◆ To do
Wherever the string "icon" appears in the records, return the line that holds it.

◆ Given data
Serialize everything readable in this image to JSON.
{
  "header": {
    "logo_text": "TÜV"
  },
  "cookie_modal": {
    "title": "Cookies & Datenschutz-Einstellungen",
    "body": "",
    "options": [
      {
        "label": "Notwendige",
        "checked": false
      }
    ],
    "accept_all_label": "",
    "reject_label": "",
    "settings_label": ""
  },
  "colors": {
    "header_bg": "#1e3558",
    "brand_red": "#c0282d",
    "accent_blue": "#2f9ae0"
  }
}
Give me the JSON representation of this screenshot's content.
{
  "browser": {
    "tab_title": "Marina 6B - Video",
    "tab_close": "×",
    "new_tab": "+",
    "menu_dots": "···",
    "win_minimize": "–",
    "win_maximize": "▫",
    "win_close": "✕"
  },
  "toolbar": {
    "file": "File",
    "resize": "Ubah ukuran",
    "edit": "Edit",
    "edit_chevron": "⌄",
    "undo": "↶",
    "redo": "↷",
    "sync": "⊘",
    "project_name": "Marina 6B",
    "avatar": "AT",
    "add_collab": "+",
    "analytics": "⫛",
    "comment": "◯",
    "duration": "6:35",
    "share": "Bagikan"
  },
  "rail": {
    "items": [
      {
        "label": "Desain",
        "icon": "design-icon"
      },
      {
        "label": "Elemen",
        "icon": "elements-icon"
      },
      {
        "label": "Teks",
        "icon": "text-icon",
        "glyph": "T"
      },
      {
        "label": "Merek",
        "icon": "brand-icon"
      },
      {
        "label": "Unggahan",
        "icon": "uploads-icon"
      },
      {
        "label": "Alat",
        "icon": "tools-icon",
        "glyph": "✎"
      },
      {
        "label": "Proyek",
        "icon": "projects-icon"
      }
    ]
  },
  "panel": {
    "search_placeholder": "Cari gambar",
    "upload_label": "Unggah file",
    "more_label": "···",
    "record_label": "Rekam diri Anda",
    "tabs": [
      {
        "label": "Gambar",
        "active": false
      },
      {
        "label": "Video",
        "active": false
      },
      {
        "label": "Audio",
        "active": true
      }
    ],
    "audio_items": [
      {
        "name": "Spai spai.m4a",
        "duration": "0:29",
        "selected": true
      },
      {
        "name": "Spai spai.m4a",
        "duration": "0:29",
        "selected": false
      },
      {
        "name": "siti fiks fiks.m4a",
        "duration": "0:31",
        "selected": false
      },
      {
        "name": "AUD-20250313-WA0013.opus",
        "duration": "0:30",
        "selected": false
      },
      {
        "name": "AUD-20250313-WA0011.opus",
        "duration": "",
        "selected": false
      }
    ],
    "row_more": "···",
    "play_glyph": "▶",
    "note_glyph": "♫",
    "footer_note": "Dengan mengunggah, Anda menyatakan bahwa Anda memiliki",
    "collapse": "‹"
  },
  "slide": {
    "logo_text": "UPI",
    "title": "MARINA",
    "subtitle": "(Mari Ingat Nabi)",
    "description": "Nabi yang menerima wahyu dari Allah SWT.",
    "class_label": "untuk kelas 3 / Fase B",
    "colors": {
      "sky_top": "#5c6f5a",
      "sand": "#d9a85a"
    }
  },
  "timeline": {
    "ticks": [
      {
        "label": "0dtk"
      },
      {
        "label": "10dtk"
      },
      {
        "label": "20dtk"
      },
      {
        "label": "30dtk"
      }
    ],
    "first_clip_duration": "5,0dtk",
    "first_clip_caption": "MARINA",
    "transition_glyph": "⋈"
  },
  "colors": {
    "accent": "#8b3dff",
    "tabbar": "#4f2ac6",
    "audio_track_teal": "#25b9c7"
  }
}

◆ Output of the task
        "icon": "design-icon"
        "icon": "elements-icon"
        "icon": "text-icon",
        "icon": "brand-icon"
        "icon": "uploads-icon"
        "icon": "tools-icon",
        "icon": "projects-icon"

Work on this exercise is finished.